"We hope this discovery inspires renewed efforts to find even more kinds of molecules, so that, with a better idea of the total picture, we may be able to deduce the details of the prebiotic chemistry taking place in interstellar clouds," Hollis said.
Above: The giant molecular cloud, known as Sagittarius B2 (North), as seen by the NSF's Very Large Array (VLA) radio telescope in New Mexico. This is the cloud in which scientists using the 12 Meter Telescope detected the simple sugar molecule glycolaldehyde. This VLA image shows hydrogen gas in a region nearly 3 light-years across. The 12 Meter Telescope studied this region at much shorter wavelengths, which revealed the evidence of sugar molecules. CREDIT: R. Gaume, M. Claussen, C. De Pree, W.M. Goss, D. Mehringer, NRAO/AUI/NSF.

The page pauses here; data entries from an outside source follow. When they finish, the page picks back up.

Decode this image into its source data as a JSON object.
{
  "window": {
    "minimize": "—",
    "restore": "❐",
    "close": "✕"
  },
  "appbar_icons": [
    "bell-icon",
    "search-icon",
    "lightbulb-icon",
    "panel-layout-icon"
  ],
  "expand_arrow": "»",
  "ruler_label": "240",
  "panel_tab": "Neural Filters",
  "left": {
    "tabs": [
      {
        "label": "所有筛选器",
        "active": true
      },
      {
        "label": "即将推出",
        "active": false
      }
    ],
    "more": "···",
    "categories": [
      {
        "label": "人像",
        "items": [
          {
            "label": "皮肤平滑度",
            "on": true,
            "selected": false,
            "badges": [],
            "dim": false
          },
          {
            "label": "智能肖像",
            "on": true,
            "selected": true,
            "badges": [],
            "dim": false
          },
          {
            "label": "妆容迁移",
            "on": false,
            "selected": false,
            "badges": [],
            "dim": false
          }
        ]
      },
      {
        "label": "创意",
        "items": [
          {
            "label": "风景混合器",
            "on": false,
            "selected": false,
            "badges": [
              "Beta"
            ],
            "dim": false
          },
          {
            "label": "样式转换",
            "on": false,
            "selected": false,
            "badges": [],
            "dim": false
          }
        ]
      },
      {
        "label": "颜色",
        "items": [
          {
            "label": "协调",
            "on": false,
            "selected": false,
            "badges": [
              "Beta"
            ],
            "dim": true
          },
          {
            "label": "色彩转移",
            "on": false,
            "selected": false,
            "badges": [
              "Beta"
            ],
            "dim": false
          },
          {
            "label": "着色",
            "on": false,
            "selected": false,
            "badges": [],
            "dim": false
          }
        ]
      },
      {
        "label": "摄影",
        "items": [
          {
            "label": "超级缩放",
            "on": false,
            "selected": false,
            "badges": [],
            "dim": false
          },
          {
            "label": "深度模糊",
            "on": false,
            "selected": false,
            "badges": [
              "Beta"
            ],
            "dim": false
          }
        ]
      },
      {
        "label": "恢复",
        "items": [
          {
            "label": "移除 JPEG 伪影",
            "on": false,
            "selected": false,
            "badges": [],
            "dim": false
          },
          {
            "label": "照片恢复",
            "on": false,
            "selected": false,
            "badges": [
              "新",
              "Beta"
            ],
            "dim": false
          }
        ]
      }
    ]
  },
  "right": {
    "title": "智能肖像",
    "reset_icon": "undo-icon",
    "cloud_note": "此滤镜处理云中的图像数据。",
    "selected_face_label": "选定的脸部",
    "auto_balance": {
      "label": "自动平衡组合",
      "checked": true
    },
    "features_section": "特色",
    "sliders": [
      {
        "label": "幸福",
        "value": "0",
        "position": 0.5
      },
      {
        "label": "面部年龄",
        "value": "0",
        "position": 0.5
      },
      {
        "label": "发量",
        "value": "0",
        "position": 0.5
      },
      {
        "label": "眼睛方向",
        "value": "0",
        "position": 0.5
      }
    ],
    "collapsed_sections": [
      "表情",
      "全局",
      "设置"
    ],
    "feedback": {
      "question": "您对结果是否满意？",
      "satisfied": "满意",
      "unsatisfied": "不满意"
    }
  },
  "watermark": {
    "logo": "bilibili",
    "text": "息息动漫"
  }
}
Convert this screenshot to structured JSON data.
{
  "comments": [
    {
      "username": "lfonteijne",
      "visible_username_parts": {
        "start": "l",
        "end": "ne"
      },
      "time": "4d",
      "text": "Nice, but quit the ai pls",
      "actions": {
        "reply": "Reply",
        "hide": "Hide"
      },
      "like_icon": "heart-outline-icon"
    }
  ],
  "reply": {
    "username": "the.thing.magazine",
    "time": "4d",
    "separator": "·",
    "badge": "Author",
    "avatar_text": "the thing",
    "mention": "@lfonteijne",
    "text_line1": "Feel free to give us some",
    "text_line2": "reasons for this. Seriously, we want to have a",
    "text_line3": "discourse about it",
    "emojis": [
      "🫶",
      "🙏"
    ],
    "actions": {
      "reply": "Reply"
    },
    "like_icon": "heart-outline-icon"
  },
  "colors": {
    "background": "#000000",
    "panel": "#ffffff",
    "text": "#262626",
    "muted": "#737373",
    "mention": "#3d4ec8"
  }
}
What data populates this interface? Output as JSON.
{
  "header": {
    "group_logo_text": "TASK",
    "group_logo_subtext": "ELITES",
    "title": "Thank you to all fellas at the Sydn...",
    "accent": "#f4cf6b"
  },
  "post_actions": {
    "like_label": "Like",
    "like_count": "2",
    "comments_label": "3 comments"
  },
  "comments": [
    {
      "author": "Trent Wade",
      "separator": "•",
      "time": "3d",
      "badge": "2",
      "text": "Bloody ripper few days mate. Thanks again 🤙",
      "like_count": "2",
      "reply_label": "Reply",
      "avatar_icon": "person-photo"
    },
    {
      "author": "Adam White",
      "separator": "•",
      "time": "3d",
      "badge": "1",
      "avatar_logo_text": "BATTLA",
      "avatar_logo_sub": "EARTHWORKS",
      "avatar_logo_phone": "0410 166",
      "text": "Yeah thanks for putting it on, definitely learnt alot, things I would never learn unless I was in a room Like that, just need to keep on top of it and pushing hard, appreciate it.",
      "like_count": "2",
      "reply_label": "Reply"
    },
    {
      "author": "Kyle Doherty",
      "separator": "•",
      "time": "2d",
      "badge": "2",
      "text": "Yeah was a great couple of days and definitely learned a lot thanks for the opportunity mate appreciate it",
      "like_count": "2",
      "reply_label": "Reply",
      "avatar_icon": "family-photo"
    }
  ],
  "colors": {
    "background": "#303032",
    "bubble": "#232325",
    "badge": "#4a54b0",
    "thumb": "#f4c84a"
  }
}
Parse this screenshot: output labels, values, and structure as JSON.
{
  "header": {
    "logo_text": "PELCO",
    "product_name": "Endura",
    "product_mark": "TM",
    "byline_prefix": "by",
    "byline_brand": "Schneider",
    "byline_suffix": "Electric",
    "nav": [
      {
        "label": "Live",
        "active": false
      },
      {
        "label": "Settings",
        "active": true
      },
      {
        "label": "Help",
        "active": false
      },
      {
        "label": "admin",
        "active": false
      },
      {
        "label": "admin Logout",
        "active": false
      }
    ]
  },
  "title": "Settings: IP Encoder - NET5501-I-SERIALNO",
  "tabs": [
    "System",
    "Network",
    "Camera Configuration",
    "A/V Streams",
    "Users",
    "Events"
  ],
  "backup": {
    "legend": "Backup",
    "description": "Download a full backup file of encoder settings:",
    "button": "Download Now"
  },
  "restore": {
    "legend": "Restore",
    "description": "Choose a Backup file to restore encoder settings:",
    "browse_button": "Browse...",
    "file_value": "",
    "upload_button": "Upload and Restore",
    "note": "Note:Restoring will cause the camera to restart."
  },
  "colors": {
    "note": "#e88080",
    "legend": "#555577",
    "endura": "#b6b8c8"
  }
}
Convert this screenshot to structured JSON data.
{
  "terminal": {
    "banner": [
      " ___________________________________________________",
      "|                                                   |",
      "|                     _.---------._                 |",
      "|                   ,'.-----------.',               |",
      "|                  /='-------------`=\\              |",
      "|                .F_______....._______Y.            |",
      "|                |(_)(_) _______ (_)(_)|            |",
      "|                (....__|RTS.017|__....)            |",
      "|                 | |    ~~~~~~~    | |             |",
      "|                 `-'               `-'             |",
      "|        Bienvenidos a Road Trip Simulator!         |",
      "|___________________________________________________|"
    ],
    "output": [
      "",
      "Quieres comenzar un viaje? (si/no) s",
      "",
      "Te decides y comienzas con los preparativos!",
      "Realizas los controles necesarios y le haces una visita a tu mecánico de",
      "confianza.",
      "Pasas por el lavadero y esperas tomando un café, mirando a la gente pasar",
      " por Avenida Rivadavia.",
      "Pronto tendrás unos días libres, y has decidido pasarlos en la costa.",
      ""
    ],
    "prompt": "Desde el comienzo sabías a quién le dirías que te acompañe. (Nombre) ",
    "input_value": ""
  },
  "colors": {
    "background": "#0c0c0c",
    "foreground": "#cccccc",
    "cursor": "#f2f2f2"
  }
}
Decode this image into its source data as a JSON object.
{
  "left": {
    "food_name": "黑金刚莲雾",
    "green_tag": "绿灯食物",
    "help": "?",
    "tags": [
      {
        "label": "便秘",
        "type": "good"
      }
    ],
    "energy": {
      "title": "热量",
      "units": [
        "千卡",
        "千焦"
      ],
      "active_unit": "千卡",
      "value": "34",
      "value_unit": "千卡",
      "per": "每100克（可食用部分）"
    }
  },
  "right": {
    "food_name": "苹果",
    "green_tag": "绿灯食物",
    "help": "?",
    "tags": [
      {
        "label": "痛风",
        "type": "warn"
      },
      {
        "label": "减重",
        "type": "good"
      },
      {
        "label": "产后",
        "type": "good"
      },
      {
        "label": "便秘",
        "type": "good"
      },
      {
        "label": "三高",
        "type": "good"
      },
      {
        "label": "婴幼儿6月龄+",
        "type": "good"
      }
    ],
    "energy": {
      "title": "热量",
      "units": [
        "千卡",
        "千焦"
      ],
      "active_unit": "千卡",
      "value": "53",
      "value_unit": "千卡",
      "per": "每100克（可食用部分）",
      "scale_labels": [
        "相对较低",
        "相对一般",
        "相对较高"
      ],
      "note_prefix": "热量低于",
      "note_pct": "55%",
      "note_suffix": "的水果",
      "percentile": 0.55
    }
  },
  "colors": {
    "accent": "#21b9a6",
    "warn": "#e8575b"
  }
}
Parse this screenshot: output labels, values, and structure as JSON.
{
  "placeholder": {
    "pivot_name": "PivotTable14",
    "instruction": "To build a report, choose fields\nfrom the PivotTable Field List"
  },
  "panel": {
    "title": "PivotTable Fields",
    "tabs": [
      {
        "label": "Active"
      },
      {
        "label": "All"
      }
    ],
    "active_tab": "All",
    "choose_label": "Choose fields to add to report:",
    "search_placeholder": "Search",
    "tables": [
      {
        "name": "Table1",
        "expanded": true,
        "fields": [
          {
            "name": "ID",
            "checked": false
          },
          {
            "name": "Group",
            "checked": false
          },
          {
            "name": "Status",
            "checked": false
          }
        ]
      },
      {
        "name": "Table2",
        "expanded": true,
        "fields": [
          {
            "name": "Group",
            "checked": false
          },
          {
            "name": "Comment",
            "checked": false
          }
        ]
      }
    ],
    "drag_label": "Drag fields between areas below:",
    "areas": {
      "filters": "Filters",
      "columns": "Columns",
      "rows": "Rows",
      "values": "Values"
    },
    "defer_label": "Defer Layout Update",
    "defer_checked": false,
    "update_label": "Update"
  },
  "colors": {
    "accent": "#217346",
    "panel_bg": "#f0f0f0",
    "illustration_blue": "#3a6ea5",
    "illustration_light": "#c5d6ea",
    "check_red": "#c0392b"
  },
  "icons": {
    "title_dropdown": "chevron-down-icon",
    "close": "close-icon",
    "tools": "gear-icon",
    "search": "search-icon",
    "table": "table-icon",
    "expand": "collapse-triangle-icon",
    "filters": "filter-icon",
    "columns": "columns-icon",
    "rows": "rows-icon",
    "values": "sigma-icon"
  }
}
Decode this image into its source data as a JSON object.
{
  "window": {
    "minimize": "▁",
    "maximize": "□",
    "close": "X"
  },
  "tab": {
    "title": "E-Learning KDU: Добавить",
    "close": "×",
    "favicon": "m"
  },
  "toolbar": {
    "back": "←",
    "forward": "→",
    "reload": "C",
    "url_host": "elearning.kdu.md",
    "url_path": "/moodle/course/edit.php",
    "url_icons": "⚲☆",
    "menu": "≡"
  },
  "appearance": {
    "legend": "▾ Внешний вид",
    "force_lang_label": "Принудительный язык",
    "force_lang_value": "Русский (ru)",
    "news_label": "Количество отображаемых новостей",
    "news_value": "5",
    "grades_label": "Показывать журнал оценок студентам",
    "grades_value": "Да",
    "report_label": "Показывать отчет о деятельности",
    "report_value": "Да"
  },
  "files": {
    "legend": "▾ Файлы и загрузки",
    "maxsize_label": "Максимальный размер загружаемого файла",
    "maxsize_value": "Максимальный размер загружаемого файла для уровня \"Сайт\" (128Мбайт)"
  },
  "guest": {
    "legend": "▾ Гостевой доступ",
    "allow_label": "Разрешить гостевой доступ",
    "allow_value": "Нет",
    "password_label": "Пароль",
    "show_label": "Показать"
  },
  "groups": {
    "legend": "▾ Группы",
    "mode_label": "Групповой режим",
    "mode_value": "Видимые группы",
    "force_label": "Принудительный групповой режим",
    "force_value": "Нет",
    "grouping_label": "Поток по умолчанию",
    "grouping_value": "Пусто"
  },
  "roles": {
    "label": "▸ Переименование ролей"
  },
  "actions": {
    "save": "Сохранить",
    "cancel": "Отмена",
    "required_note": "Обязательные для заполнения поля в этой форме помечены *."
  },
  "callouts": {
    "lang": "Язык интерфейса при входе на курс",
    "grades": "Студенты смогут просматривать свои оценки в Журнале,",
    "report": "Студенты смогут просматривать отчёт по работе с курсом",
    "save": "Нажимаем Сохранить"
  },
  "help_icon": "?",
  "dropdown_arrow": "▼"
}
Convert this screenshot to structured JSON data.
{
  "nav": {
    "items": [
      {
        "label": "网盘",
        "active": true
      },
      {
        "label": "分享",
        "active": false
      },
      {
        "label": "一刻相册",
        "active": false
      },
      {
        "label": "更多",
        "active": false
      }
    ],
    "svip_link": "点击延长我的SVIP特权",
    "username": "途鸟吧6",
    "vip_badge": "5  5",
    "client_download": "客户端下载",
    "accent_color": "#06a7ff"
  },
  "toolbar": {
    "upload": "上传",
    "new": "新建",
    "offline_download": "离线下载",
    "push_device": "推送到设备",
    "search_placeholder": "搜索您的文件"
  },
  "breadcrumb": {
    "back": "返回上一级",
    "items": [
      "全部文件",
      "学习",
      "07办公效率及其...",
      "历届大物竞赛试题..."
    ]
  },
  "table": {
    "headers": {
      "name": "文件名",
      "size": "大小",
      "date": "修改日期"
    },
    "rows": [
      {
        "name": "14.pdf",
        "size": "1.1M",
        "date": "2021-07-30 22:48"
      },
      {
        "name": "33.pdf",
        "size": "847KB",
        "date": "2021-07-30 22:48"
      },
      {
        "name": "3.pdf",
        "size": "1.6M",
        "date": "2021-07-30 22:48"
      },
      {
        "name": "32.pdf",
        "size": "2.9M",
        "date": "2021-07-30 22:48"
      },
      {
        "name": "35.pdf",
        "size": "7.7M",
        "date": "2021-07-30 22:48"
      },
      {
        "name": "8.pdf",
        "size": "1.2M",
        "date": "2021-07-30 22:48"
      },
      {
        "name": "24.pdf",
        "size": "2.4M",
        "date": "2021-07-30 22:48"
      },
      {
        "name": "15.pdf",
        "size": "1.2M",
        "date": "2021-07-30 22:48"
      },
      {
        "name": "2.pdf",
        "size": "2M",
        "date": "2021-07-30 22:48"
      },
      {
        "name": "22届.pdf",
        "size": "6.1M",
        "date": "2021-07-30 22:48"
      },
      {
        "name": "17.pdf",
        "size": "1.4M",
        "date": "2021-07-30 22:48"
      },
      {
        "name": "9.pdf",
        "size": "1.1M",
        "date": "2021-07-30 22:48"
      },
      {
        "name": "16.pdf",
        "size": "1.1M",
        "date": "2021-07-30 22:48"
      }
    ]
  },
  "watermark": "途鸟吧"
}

The NRAO 12 Meter Telescope used to detect the sugar molecule has been a pioneer instrument in the detection of molecules in space. Built in 1967, it made the first detections of dozens of the molecules now known to exist in space, including the important first discovery of carbon monoxide, now widely used by astronomers as a signpost showing regions where stars are being formed. It is scheduled to be closed at the end of July, in preparation for the Atacama Large Millimeter Array, an advanced system of 64 radio-telescope antennas in northern Chile now being developed by an international partnership.
The National Radio Astronomy Observatory is a facility of the National Science Foundation, operated under cooperative agreement by Associated Universities, Inc.Web Links
Scientists Discover Sugar in Space -- a Goddard Space Flight Center press release
Scientists Discover Sugar in Space -- NRAO press release, the same as the Goddard version but with more pictures.